In other news, I noticed an interesting VP variant. I may try it out. I like the idea for giving characters starting bonuses and then making them get much more difficult VP conditions as an option, but even just simplifying the VP may be useful for new players and I agree that once you get a feel for the game there’s probably a ‘best formula’ for VPs, which this solves.
As a gedankenexperiment, can one dimensional chess work as a game? Would it scratch the same tactical (and positional) itch? My gut feeling is that it would not, but let me try to reason out why.
Chess works (as a tactical game) because you have a variety of threats, and most of the threats deal with interactions between pieces. Some things in chess just don’t really work. A fork threatens multiple pieces. That can strictly be done in one dimension (a rook or bishop can fork by moving). Discovered attacks by moving out of the way become more difficult, unless you have pieces that effectively move every N squares (skipping over the square in between). These are one-dimensional bishops, although an argument could be made that modular arrays create a second dimension I’ll let it slide, since developing a one-dimensional chess variant that’s interesting is probably a hard problem. Given that some very clever people (including Sid Sackson and Martin Gardner) have tried, I’m going to just go ahead and say that one dimensional chess doesn’t work.

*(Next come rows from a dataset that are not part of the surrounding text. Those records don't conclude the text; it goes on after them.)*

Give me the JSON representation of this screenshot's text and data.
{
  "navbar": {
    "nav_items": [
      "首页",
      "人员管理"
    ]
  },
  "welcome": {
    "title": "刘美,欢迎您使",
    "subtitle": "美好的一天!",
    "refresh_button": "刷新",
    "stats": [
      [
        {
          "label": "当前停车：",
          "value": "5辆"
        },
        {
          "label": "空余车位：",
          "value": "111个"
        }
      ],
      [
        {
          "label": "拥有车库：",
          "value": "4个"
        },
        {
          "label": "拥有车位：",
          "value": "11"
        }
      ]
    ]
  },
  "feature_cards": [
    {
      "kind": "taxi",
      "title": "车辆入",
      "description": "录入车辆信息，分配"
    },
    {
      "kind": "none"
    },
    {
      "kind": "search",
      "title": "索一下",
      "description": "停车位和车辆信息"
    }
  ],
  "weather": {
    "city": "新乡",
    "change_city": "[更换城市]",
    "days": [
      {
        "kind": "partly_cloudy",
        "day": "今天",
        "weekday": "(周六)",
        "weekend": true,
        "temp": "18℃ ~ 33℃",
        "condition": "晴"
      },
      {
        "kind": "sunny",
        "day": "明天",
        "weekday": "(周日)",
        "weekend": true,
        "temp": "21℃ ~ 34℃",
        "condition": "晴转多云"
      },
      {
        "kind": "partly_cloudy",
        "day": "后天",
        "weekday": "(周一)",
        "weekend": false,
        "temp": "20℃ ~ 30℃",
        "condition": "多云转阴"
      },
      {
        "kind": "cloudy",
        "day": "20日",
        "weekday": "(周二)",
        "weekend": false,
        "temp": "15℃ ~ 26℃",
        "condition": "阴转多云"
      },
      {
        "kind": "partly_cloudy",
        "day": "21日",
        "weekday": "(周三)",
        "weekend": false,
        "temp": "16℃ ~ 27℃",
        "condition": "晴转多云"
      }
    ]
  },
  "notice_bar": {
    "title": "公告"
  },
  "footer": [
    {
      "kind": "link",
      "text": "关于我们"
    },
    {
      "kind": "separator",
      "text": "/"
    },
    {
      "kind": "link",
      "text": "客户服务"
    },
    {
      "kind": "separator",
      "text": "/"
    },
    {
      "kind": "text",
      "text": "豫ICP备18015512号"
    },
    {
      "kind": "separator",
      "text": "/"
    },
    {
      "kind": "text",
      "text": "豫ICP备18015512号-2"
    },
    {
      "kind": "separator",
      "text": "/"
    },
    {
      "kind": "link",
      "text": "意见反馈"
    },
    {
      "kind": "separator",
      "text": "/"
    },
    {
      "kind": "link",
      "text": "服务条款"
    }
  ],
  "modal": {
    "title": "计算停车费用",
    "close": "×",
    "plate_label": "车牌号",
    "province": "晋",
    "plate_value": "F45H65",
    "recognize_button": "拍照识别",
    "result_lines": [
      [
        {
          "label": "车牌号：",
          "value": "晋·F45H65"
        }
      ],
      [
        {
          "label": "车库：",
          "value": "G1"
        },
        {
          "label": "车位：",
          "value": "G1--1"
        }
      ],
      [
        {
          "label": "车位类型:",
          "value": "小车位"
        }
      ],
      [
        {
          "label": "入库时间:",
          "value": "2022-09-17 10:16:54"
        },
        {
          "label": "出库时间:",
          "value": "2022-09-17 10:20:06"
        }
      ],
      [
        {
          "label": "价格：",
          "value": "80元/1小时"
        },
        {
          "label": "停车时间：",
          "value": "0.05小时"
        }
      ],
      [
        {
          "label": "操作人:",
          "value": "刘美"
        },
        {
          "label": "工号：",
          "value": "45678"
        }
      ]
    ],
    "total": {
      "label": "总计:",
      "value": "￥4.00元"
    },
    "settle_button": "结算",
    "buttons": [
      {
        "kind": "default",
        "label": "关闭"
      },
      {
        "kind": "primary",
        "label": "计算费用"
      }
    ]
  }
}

Why? There’s some interaction between the various dimensions. As we’ve forks become much more common and interesting, pins, discoveries, etc proliferate. You need restrictions in a game (as we’ve noted before, letting people move every piece doesn’t work). There’s nothing particularly magical about a single move — double move chess can work — but letting every piece move means you can’t fork, pin, and the like. The game falls apart.
Now, in most games (non-chess) the term “dimension” is more abstract. There are constraints. Not necessarily spatial. They may be temporal (X actions per turn), economic (a literal cost). You may have random constraints (roll and move or other randomizers). You may have incomplete information. You can like big sprawling games (ahem), but if it isn’t just a salad … if the design is actually good, you pare and trim. As the man said…

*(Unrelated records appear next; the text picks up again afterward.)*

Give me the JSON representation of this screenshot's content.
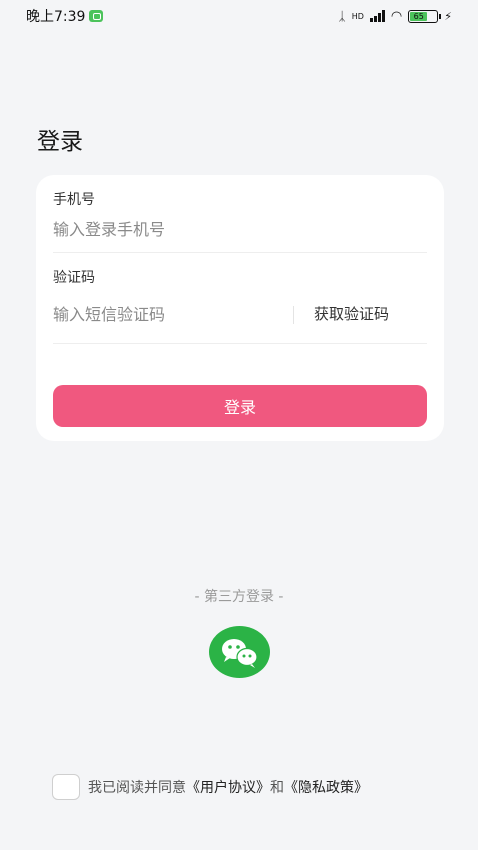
{
  "status_bar": {
    "time": "晚上7:39",
    "network": "HD",
    "battery": "65"
  },
  "page": {
    "title": "登录"
  },
  "form": {
    "phone_label": "手机号",
    "phone_placeholder": "输入登录手机号",
    "code_label": "验证码",
    "code_placeholder": "输入短信验证码",
    "get_code_label": "获取验证码",
    "login_label": "登录"
  },
  "third_party": {
    "title": "- 第三方登录 -",
    "wechat_icon": "wechat-icon"
  },
  "agreement": {
    "prefix": "我已阅读并同意",
    "user_agreement": "《用户协议》",
    "and": "和",
    "privacy_policy": "《隐私政策》"
  },
  "colors": {
    "accent": "#f0587f",
    "wechat": "#2bb346",
    "background": "#f4f5f7"
  }
}
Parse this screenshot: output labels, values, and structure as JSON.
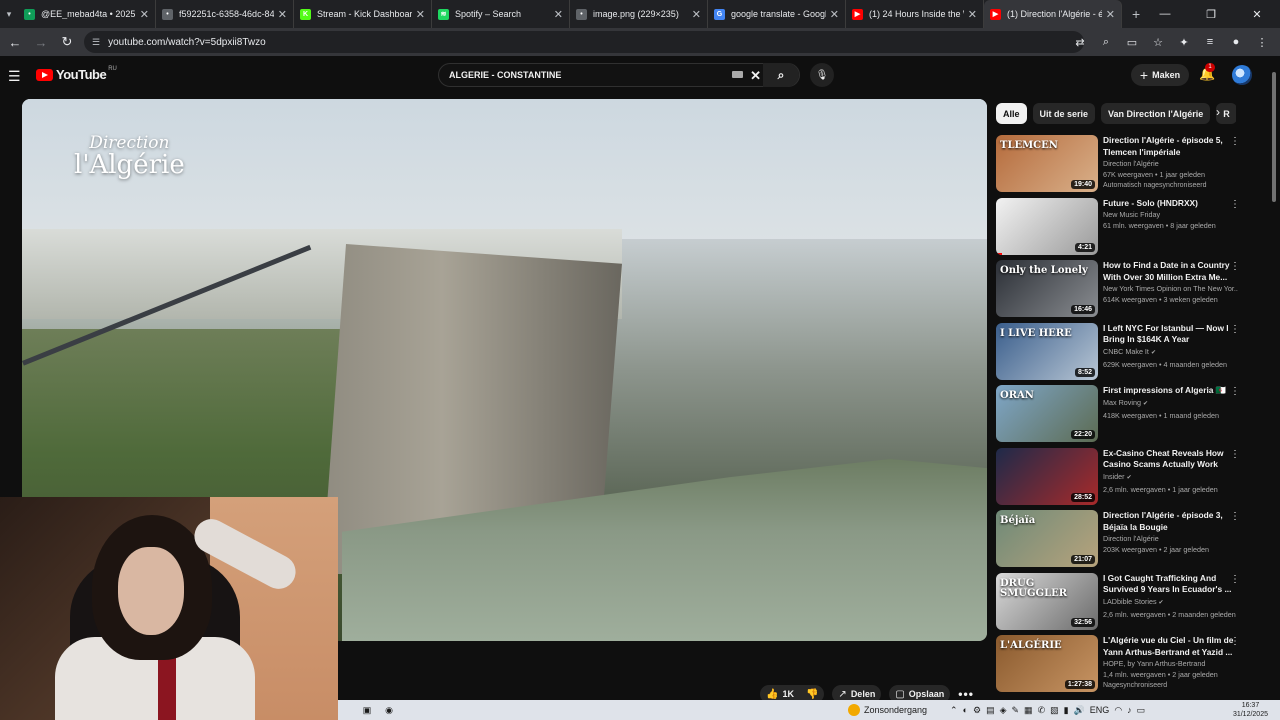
{
  "browser": {
    "tabs": [
      {
        "title": "@EE_mebad4ta • 2025 K",
        "color": "#0f9d58",
        "glyph": "•"
      },
      {
        "title": "f592251c-6358-46dc-846",
        "color": "#5f6368",
        "glyph": "•"
      },
      {
        "title": "Stream - Kick Dashboard",
        "color": "#53fc18",
        "glyph": "K"
      },
      {
        "title": "Spotify – Search",
        "color": "#1ed760",
        "glyph": "≋"
      },
      {
        "title": "image.png (229×235)",
        "color": "#5f6368",
        "glyph": "•"
      },
      {
        "title": "google translate - Googl",
        "color": "#4285f4",
        "glyph": "G"
      },
      {
        "title": "(1) 24 Hours Inside the W",
        "color": "#ff0000",
        "glyph": "▶"
      },
      {
        "title": "(1) Direction l'Algérie - é",
        "color": "#ff0000",
        "glyph": "▶"
      }
    ],
    "new_tab": "+",
    "url": "youtube.com/watch?v=5dpxii8Twzo"
  },
  "youtube": {
    "logo_text": "YouTube",
    "country_code": "RU",
    "search_query": "ALGERIE - CONSTANTINE",
    "create_label": "Maken",
    "notification_count": "1"
  },
  "video": {
    "overlay_brand_line1": "Direction",
    "overlay_brand_line2": "l'Algérie",
    "actions": {
      "likes": "1K",
      "share": "Delen",
      "save": "Opslaan"
    }
  },
  "chips": [
    "Alle",
    "Uit de serie",
    "Van Direction l'Algérie",
    "R"
  ],
  "recommendations": [
    {
      "title": "Direction l'Algérie - épisode 5, Tlemcen l'impériale",
      "channel": "Direction l'Algérie",
      "verified": false,
      "views": "67K weergaven • 1 jaar geleden",
      "badge": "Automatisch nagesynchroniseerd",
      "duration": "19:40",
      "thumb_text": "TLEMCEN",
      "colors": [
        "#b56b3c",
        "#d9b08a"
      ],
      "progress": 0
    },
    {
      "title": "Future - Solo (HNDRXX)",
      "channel": "New Music Friday",
      "verified": false,
      "views": "61 mln. weergaven • 8 jaar geleden",
      "badge": "",
      "duration": "4:21",
      "thumb_text": "",
      "colors": [
        "#f2f2f2",
        "#9a9a9a"
      ],
      "progress": 0.06
    },
    {
      "title": "How to Find a Date in a Country With Over 30 Million Extra Me...",
      "channel": "New York Times Opinion on The New Yor...",
      "verified": false,
      "views": "614K weergaven • 3 weken geleden",
      "badge": "",
      "duration": "16:46",
      "thumb_text": "Only the Lonely",
      "colors": [
        "#2b2f36",
        "#8a8d91"
      ],
      "progress": 0
    },
    {
      "title": "I Left NYC For Istanbul — Now I Bring In $164K A Year",
      "channel": "CNBC Make It",
      "verified": true,
      "views": "629K weergaven • 4 maanden geleden",
      "badge": "",
      "duration": "8:52",
      "thumb_text": "I LIVE HERE",
      "colors": [
        "#3a5e8c",
        "#b8c6d4"
      ],
      "progress": 0
    },
    {
      "title": "First impressions of Algeria 🇩🇿",
      "channel": "Max Roving",
      "verified": true,
      "views": "418K weergaven • 1 maand geleden",
      "badge": "",
      "duration": "22:20",
      "thumb_text": "ORAN",
      "colors": [
        "#7fa7c9",
        "#5c6b52"
      ],
      "progress": 0
    },
    {
      "title": "Ex-Casino Cheat Reveals How Casino Scams Actually Work",
      "channel": "Insider",
      "verified": true,
      "views": "2,6 mln. weergaven • 1 jaar geleden",
      "badge": "",
      "duration": "28:52",
      "thumb_text": "",
      "colors": [
        "#1e2a4a",
        "#a82a2a"
      ],
      "progress": 0
    },
    {
      "title": "Direction l'Algérie - épisode 3, Béjaïa la Bougie",
      "channel": "Direction l'Algérie",
      "verified": false,
      "views": "203K weergaven • 2 jaar geleden",
      "badge": "",
      "duration": "21:07",
      "thumb_text": "Béjaïa",
      "colors": [
        "#6f8a78",
        "#b7a37c"
      ],
      "progress": 0
    },
    {
      "title": "I Got Caught Trafficking And Survived 9 Years In Ecuador's ...",
      "channel": "LADbible Stories",
      "verified": true,
      "views": "2,6 mln. weergaven • 2 maanden geleden",
      "badge": "",
      "duration": "32:56",
      "thumb_text": "DRUG SMUGGLER",
      "colors": [
        "#d9d9d9",
        "#6b6b6b"
      ],
      "progress": 0
    },
    {
      "title": "L'Algérie vue du Ciel - Un film de Yann Arthus-Bertrand et Yazid ...",
      "channel": "HOPE, by Yann Arthus-Bertrand",
      "verified": false,
      "views": "1,4 mln. weergaven • 2 jaar geleden",
      "badge": "Nagesynchroniseerd",
      "duration": "1:27:38",
      "thumb_text": "L'ALGÉRIE",
      "colors": [
        "#8a5a2e",
        "#c79463"
      ],
      "progress": 0
    }
  ],
  "taskbar": {
    "weather": "Zonsondergang",
    "lang": "ENG",
    "time": "16:37",
    "date": "31/12/2025"
  }
}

A designer knows he has achieved perfection not when there is nothing left to add, but when there is nothing left to take away. — Antoine de Saint-Exupery
Star Trek got it wrong — 3D chess isn’t an improvement over chess, but neither is 1D. Two dimensions is enough for the game to express itself. 3D chess can exist, but it exists as an inferior product. Similarly, 1D chess is inferior.
I don’t think this is particularly controversial, but perhaps I am wrong. I suspect I may be wrong trying to generalize it to other (non-abstract) games, but non-abstracts live across a huge variety of dimensions. How do you compare Food Chain Magnate (which as spatial, temporal, economic, organizational, etc) with superficially similar 18xx — both games are about building and growing a business on a spatial map, but feel nothing alike (to me). They share a few dimensions, but the dimensions they differ on (the fact that the player is 100% owner in FCM and may suffer from agency issues in 1830, for example) make the games distinct.
It’s a complex issue.
All of this propelled by the thought I had earlier tonight — If Power Grid: The Card Game works as a game, does that mean that Power Grid (the board game) is 3D chess and we just didn’t know it?